A list of concise Figure captions (10 words max. and avoiding the use of words like 'the' and 'a' where possible) should be provided at the end of the article.
For line drawings, a line weight of at least 0.06mm should be used to ensure clear reproduction in print.
Authors should have sought permission from the copyright owners of any Figures/Tables that are not their own. If these need to be credited, please supply the name/s of the copyright owner/s in a list at the end of the article.
Equations should be clearly separated from the body text through the use of line breaks and denoted by a parenthesised numeral e.g. '(1)'. Equations should be set using either the Word equation editor or MathType.
In-text mentions of a particular reference should be denoted using a superscript numeral.
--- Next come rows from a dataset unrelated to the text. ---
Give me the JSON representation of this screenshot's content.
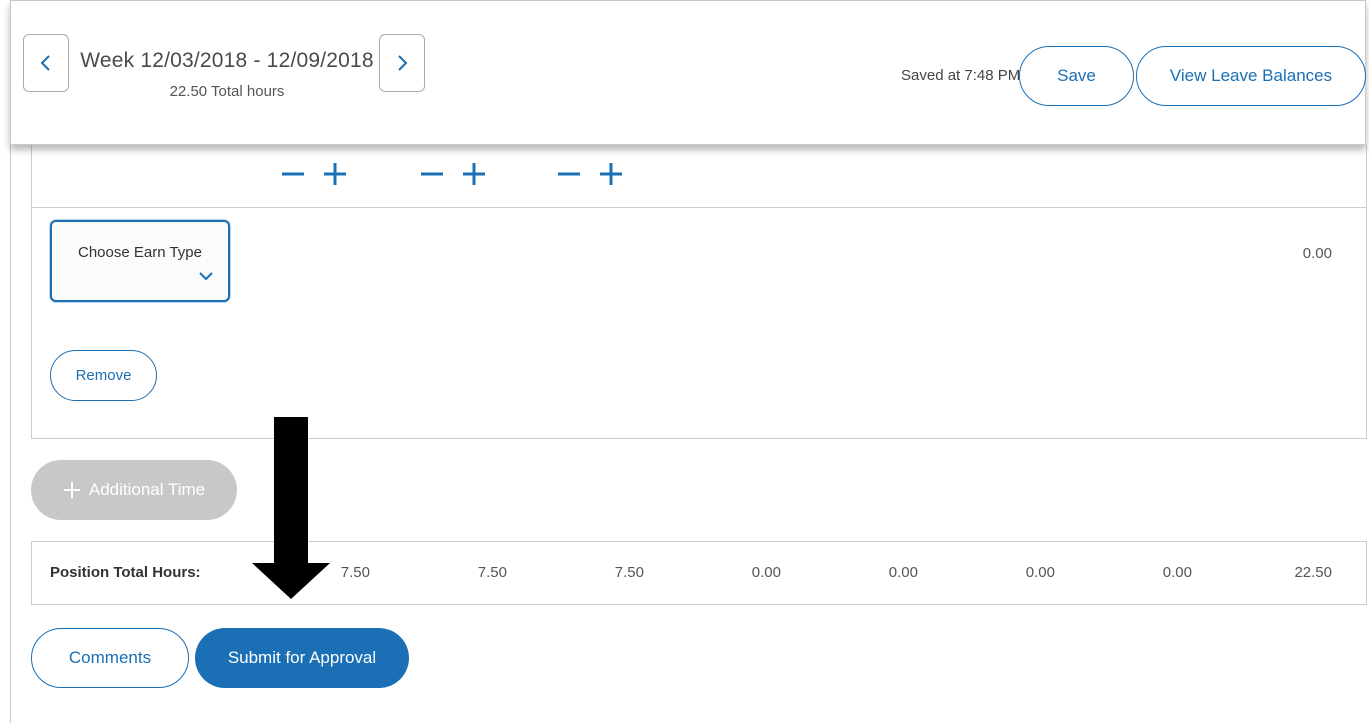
{
  "header": {
    "week_title": "Week 12/03/2018 - 12/09/2018",
    "total_hours": "22.50 Total hours",
    "saved_status": "Saved at 7:48 PM",
    "save_label": "Save",
    "leave_balances_label": "View Leave Balances",
    "prev_icon": "chevron-left-icon",
    "next_icon": "chevron-right-icon"
  },
  "entry": {
    "steppers": [
      {
        "minus": "−",
        "plus": "+"
      },
      {
        "minus": "−",
        "plus": "+"
      },
      {
        "minus": "−",
        "plus": "+"
      }
    ],
    "earn_type": {
      "label": "Choose Earn Type",
      "icon": "chevron-down-icon"
    },
    "row_total": "0.00",
    "remove_label": "Remove"
  },
  "additional_time_label": "Additional Time",
  "totals": {
    "label": "Position Total Hours:",
    "values": [
      "7.50",
      "7.50",
      "7.50",
      "0.00",
      "0.00",
      "0.00",
      "0.00",
      "22.50"
    ]
  },
  "actions": {
    "comments_label": "Comments",
    "submit_label": "Submit for Approval"
  },
  "colors": {
    "accent": "#1a6fb5",
    "disabled": "#c8c8c8",
    "border": "#cdcdcd"
  }
}
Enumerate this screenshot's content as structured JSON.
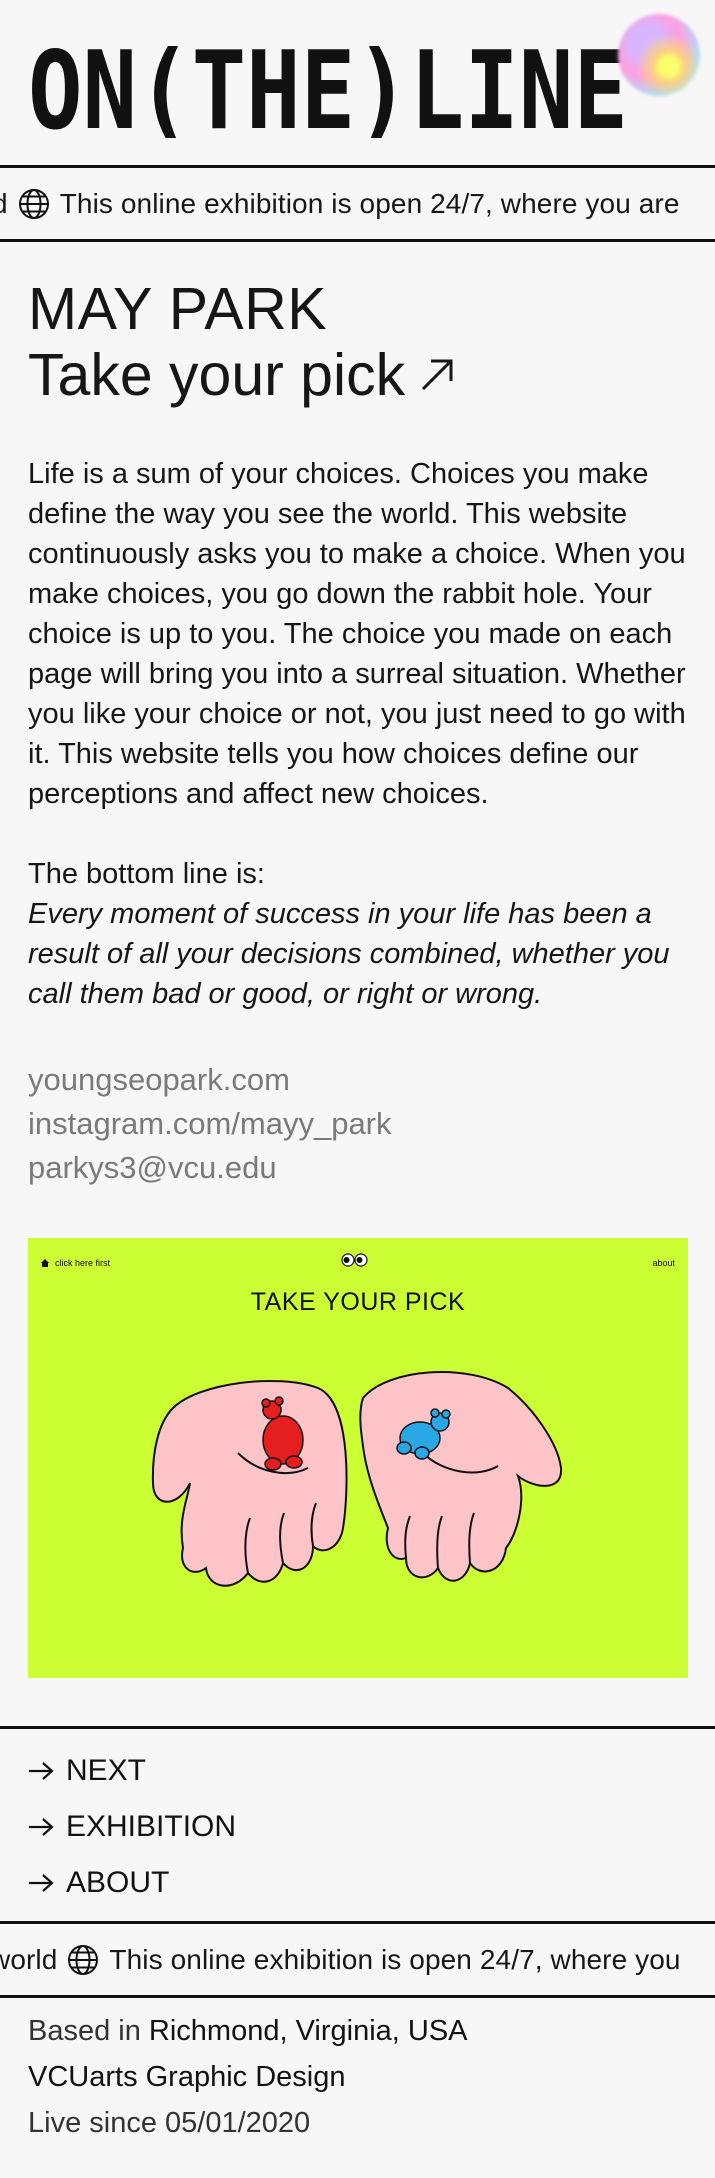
{
  "header": {
    "logo_text": "ON(THE)LINE"
  },
  "ticker_top": {
    "pre": "d",
    "text": "This online exhibition is open 24/7, where you are"
  },
  "project": {
    "artist": "MAY PARK",
    "title": "Take your pick",
    "description": "Life is a sum of your choices. Choices you make define the way you see the world. This website continuously asks you to make a choice. When you make choices, you go down the rabbit hole. Your choice is up to you. The choice you made on each page will bring you into a surreal situation. Whether you like your choice or not, you just need to go with it. This website tells you how choices define our perceptions and affect new choices.",
    "bottom_line_label": "The bottom line is:",
    "bottom_line_quote": "Every moment of success in your life has been a result of all your decisions combined, whether you call them bad or good, or right or wrong.",
    "links": {
      "website": "youngseopark.com",
      "instagram": "instagram.com/mayy_park",
      "email": "parkys3@vcu.edu"
    }
  },
  "preview": {
    "background_color": "#ccff33",
    "click_label": "click here first",
    "about_label": "about",
    "title": "TAKE YOUR PICK"
  },
  "nav": {
    "next": "NEXT",
    "exhibition": "EXHIBITION",
    "about": "ABOUT"
  },
  "ticker_bottom": {
    "pre": "world",
    "text": "This online exhibition is open 24/7, where you"
  },
  "footer": {
    "based_prefix": "Based in",
    "location": "Richmond, Virginia, USA",
    "school": "VCUarts Graphic Design",
    "live_since": "Live since 05/01/2020"
  },
  "icons": [
    "globe-icon",
    "arrow-up-right-icon",
    "arrow-right-icon",
    "home-icon",
    "eyes-icon"
  ]
}
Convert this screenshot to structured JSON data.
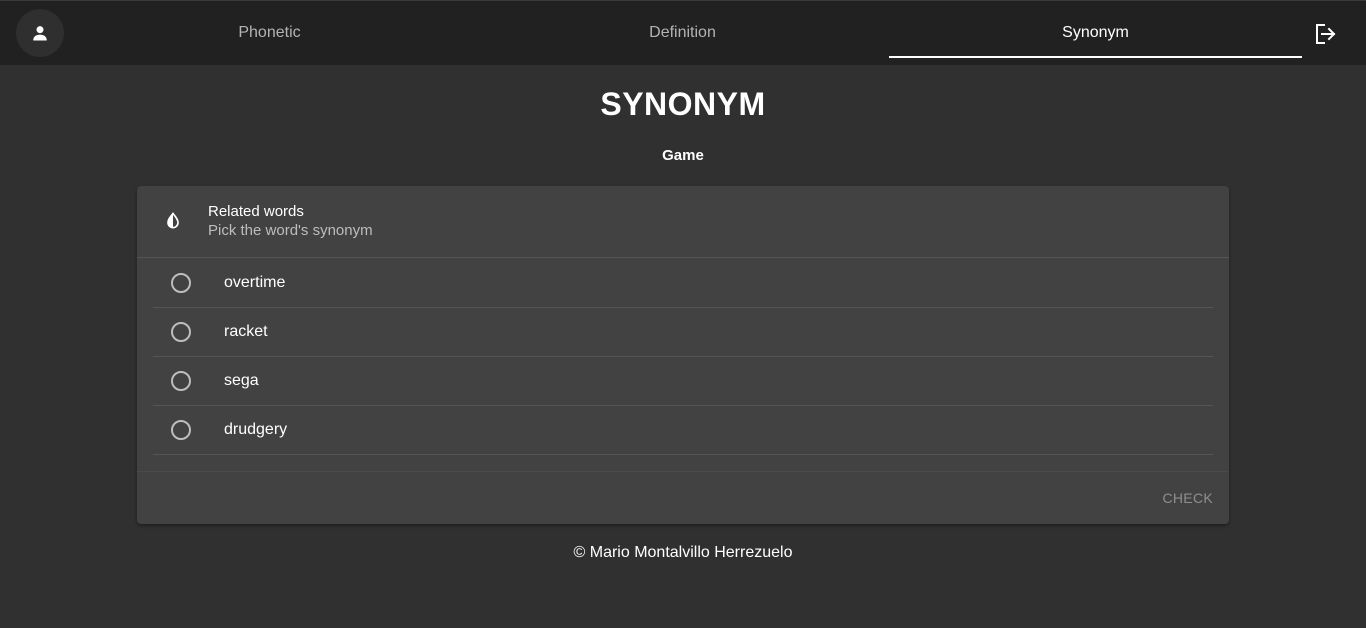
{
  "nav": {
    "tabs": [
      {
        "label": "Phonetic",
        "active": false
      },
      {
        "label": "Definition",
        "active": false
      },
      {
        "label": "Synonym",
        "active": true
      }
    ],
    "avatar_icon": "account-icon",
    "logout_icon": "logout-icon"
  },
  "page": {
    "title": "SYNONYM",
    "word": "Game"
  },
  "card": {
    "icon": "invert-colors-icon",
    "title": "Related words",
    "subtitle": "Pick the word's synonym",
    "options": [
      "overtime",
      "racket",
      "sega",
      "drudgery"
    ],
    "check_label": "CHECK"
  },
  "footer": {
    "text": "© Mario Montalvillo Herrezuelo"
  },
  "colors": {
    "background": "#303030",
    "topbar": "#212121",
    "card": "#424242",
    "text": "#ffffff",
    "muted": "#b3b3b3"
  }
}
It is often unnecessary to identify the reference more than once.
References should be numbered sequentially, in the order in which they are first mentioned in the text.
A reference list, corresponding to the superscript numerals used in the text (and including all the necessary details described below), must be provided at the end of the article.
The following examples illustrate how authors should format different types of reference:
British Standards Institution (2008) NA to BS EN 1993-1-8:2005 UK National Annex to Eurocode 3. Design of steel structures. Design of joints, London: BSI
Baldwin L.W., Jones R. and Farmer I.A. (2014) ‘Instructions for authors’, The Structural Engineer, 17 (8), pp. 1–5
Jones R. (2014) Instructions for authors (2nd ed.), London: The Institution of Structural Engineers
Farmer I.A., Jones R. and Baldwin L.W. et al. (2014) ‘Instructions for authors’, 1st Institution Conference on House Style, Berlin, Germany, 16–18 July, London: Institution of Structural Engineers, pp. 759–764
Any publication that is freely available online:
EEFIT (2010) The Haiti earthquake of 12 January 2010 [Online] Available at: www.istructe.org/webtest/files/f9/f97f16dd-077c-4fc0-9dec-1b7e52c1e04d.pdf (Accessed: August 2014)
The Institution of Structural Engineers (2014) The Structural Engineer [Online] Available at: www.istructe.org/thestructuralengineer (Accessed: August 2014)